The basic possibilities of chemical E. are tested again and again in laboratory experiments. The most famous attempt is probably that Urey Miller experiment, in which a primordial atmosphere of water vapor, hydrogen, methane and ammonia was exposed to electrical discharges and the resulting reaction products were collected in an aqueous solution. Among other things, all 20 proteinogenic amino acids as well as various sugars, lipids, purine and pyrimidine bases and (in the presence of phosphate) also ATP were formed, which could have accumulated on the primordial earth in the oceans in a kind of "primordial soup". The polymerization reactions could have been promoted by the binding of the substrates to clay minerals, whereby metal atoms such as iron and zinc could have acted as catalysts. A role similar to that of clay minerals could also have been played by pyrite, a combination of iron and sulfur, such as that which occurs in the vicinity of so-called "black smokers" on the deep sea floor. In appropriate experiments, the formation of amino acids and their polymerization into polypeptides could be simulated, which has led, among other things, to the hypothesis that life could also have originated on the sea floor under comparable conditions. This theory was supported at the time by the discovery of the first archaebacteria by C. Woese in the vicinity of "black smokers".

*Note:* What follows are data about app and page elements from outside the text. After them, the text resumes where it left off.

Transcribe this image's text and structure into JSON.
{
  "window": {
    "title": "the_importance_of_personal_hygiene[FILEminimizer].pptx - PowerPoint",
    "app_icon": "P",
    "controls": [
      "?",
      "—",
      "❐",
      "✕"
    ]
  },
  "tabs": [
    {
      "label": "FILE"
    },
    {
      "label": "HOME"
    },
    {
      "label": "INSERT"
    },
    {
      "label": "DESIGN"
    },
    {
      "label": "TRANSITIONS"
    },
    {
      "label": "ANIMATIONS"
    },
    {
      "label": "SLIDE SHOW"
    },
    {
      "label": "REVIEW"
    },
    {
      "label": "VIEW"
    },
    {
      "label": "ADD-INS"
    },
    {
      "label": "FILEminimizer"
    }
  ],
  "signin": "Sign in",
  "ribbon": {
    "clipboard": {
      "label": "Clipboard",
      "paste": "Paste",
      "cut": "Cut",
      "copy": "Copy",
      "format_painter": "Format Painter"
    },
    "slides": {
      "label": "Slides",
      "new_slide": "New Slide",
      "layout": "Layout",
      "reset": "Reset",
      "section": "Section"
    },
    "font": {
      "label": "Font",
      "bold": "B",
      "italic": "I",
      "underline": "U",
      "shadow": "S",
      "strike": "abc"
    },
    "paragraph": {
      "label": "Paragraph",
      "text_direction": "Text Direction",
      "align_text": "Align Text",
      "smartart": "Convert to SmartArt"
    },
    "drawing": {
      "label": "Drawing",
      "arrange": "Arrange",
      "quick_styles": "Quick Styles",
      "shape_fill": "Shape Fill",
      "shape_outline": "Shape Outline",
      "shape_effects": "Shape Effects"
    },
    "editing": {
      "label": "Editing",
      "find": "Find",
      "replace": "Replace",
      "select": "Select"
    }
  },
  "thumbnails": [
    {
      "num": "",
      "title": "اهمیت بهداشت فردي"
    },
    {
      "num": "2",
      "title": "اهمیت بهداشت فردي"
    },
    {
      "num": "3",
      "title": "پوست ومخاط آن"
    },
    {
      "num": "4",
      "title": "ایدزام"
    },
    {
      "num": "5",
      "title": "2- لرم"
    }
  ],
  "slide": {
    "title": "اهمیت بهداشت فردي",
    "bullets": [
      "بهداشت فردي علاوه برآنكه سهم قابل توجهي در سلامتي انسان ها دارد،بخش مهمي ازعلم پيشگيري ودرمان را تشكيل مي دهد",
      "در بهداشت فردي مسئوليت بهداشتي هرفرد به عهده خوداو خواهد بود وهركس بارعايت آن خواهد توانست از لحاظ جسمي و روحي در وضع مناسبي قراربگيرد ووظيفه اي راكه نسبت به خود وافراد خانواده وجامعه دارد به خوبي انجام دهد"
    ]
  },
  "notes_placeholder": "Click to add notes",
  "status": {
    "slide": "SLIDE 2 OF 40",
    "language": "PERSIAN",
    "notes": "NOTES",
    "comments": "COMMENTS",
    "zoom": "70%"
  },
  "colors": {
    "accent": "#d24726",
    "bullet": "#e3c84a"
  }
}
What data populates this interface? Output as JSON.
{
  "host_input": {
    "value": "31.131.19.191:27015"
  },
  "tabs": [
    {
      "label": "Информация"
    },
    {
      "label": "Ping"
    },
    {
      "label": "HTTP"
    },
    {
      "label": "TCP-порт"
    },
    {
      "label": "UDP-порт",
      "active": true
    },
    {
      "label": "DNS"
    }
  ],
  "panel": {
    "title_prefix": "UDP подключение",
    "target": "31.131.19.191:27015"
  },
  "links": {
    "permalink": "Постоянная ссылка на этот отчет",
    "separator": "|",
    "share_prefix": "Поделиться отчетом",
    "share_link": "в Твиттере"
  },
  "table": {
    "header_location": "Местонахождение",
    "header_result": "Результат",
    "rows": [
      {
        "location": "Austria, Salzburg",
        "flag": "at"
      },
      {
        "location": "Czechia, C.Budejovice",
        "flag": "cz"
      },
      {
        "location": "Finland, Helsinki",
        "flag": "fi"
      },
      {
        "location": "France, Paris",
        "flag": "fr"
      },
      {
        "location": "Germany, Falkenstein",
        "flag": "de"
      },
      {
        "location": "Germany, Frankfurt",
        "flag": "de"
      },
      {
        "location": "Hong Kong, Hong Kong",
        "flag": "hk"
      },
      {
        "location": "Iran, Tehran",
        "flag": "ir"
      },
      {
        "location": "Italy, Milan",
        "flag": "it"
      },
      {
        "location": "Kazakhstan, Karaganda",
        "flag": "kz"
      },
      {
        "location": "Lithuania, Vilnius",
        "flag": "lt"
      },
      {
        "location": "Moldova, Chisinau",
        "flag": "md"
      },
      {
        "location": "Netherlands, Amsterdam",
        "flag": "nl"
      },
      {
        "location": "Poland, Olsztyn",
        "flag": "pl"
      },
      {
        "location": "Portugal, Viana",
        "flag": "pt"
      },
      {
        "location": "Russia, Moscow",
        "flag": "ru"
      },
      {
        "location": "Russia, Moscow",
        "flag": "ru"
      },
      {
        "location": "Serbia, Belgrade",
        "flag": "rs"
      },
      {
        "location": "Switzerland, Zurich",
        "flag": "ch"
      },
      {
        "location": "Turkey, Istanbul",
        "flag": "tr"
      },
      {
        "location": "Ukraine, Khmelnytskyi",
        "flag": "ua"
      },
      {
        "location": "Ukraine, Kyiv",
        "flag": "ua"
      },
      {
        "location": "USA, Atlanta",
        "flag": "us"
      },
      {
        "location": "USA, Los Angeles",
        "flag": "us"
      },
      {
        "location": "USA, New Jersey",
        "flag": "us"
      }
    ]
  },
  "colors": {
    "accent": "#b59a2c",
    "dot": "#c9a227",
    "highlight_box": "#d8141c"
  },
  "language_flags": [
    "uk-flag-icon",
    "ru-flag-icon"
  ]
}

Another prerequisite for the development of living organisms is the existence of concentration gradients. These are ensured by the formation of reaction spaces, such as those caused by the formation of microspheres through proteinoids or micelles through fatty acids. Since cosmic dust particles contain nitriles, which react with water to form fatty acids, they offer a good basis for the creation of such reaction spaces. This hypothesis, which postulates that cosmic dust at least played an important role in the origin of life on earth, is also supported by the fact that the self-organization necessary for the creation of living organisms, which can only take place in very specific spatial structures and in specific chronological sequence can take place, in such dust particles very good conditions prevailed. In addition, it has been shown that, in addition to lipids, proteins and nucleic acids can also be formed in them after contact with water. Silicate and sulfidic mineral grains served as reaction-promoting substrates, metals such as iron, nickel and zinc could, as in the previously mentioned hypothesis, take on the role of catalysts; however, the latter could also have been taken over by the nucleic acids formed (for RNA it is assumed that it was formed first) (ribozymes). However, there is also the hypothesis that at least simple self-replication of the RNA in conjunction with polypeptides that may have exhibited enzymatic activity could have led to the development of the first steps of replication and translation of genetic information without an enveloping membrane being present.

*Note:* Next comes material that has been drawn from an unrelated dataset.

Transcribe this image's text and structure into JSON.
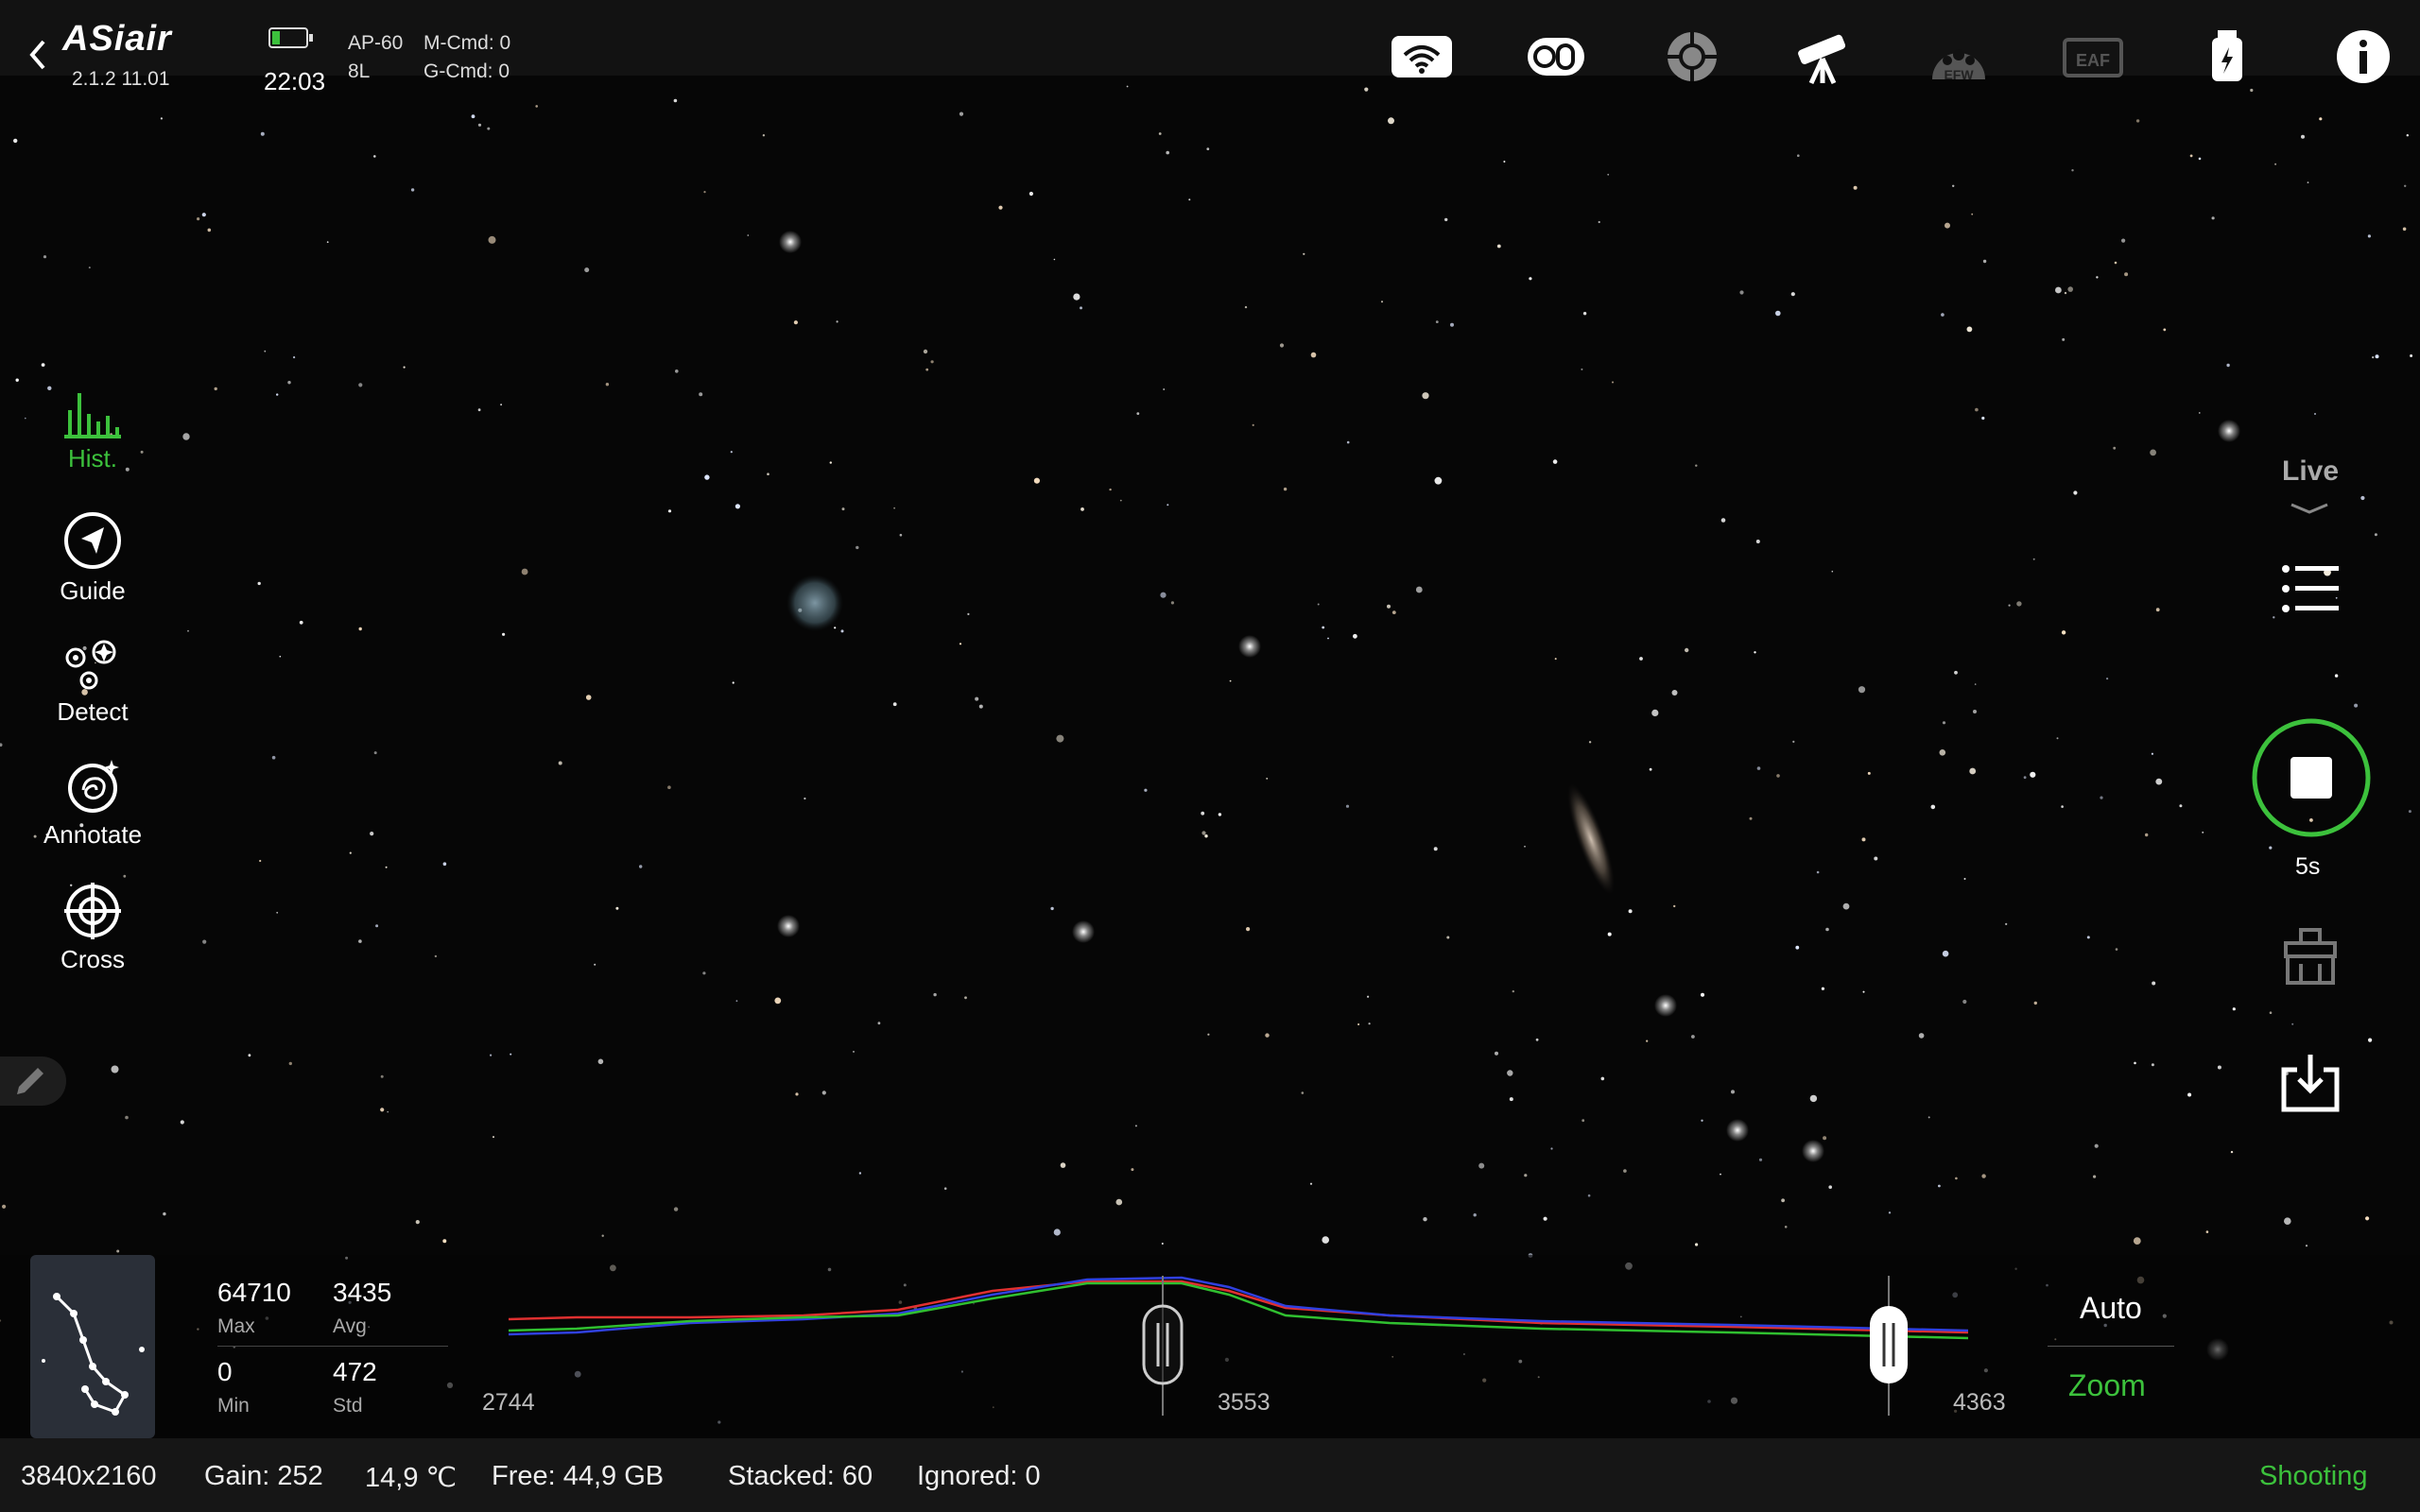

If a protobiont had arisen as a hypothetical precursor of the cell in one of the ways described (or through a combination of the same), which would have been capable of self-replication and division (according to I. Prigogine, growing systems become unstable from a certain size and spontaneously disintegrate into two similar smaller ones) , so his offspring would vary, since there would always be mutations in the form of "copying errors". With the model of the hypercycle, M. Eigen has described how replicative systems can arise through cyclic reaction sequences between prebiotic nucleic acids and proteins. At this point the chemical E. goes into a biological E.. about, which takes place in the Darwinian sense through different reproductive successes of differing individuals of a population.